Edith Corbett Stone climbed Mt. Rainier in 1891. Her brother, Laurence, scaled the peak the following year. The 1890’s were a period of increased fascination with mountain climbing among the residents of the northwest. The Washington Alpine Club was organized during this era and its members were ceaseless advocates of mountain climbing. In the 192os, Edwin Stone, Edith Corbett Stone’s eldest son, was associated with this climbing organization.
The following pictures are from a photo album Edwin maintained and were shared with the “Yelm History Project” by his daughter, Janet Stone McGowen Randall. The pictures capture the spirit and scenery that attracted the Corbetts and Stones to the mountain.
The Rest of the Corbetts
Florence May Corbett went to the University of Idaho in the 1890’s. She became the first woman to graduate from that institution when she received her diploma in 1896. Three years later she married D. Wilson Johnson with whom she raised two children, Margaret and Joseph Johnson. She died on October 18, 1953.

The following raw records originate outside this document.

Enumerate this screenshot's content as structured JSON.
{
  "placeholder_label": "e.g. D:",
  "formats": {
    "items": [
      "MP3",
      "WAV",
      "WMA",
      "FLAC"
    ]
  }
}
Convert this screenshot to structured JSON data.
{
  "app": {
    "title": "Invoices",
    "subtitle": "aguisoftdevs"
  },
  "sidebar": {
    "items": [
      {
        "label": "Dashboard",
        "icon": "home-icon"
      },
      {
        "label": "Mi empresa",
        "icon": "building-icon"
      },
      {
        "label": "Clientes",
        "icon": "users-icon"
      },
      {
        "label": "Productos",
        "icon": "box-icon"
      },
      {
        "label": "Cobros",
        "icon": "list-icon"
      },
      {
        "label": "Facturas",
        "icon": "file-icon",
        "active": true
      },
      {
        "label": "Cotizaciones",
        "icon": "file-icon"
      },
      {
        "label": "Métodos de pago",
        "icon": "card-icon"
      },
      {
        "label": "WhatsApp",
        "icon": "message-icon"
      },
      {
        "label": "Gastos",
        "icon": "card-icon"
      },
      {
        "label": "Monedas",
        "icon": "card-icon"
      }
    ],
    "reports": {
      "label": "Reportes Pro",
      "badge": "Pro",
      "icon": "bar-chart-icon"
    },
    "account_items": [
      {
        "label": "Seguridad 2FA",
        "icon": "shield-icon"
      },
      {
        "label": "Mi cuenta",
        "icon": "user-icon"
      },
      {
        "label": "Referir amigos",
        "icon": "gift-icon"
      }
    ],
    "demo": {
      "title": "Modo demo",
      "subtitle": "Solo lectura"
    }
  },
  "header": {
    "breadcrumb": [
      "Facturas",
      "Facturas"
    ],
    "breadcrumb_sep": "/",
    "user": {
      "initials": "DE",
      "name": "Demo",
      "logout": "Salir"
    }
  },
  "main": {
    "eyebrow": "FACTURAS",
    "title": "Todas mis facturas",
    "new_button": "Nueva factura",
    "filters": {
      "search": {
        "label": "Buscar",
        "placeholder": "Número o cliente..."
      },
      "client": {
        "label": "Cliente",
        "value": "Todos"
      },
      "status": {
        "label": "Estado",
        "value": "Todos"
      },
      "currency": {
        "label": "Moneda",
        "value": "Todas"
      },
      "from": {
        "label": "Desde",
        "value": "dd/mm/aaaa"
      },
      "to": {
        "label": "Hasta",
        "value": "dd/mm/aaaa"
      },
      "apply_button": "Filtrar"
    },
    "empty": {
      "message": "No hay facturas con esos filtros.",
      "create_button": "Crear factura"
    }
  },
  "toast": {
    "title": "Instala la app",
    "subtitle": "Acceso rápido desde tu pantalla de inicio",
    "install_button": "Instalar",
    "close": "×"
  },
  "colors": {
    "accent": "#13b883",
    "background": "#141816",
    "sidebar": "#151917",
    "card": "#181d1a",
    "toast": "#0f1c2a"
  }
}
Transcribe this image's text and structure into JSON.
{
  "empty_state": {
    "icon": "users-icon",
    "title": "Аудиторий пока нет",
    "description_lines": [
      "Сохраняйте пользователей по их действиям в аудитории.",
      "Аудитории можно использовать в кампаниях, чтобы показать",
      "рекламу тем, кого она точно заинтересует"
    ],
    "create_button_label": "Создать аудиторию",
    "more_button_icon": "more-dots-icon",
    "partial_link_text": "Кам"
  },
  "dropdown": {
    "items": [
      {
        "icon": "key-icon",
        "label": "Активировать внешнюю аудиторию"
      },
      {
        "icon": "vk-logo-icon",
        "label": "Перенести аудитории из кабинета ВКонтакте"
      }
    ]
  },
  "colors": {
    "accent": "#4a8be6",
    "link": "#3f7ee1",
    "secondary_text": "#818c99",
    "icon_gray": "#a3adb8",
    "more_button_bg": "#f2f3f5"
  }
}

Laurence “Laurie” Jay Corbett was the youngest Corbett child. Like his older sister Florence, Laurence attended the University of Idaho. Graduating in 1896 with a degree in electrical engineering, he headed to the University of California at Berkeley to complete some post graduate work. 1903 found him in Schenectady, New York at Union College. Laurence worked for General Electric for a year before returning to the Bay area to work. Laurence moved to Spokane, Washington in 1904. His sister Edith and her family were also living in the Spokane area at that time. His engineering degree opened the door to employment with the Spokane and Inland Empire (Electric) Railway and later with the Washington Water and Power Company. In 1906 he married Laura Gertrude Arthur in San Francisco. Returning to Spokane following the wedding, they had the first of their three children in January 1907. From 1906-1911 Laurence supported his family by working as a consultant. Laurence returned to Moscow, Idaho in 1911 to serve as head of the Department of Electrical Engineering and he held that job though the end of World War I. In 1920 Laurence packed up the family and headed for Berkeley. Over the next three decades Laurence moved between the public and private sectors. His overlapping careers involved teaching at the university, working for Pacific Gas and Electric, and serving as a Captain in the U.S. Corps of Engineers. Laurence died on May 3, 1951.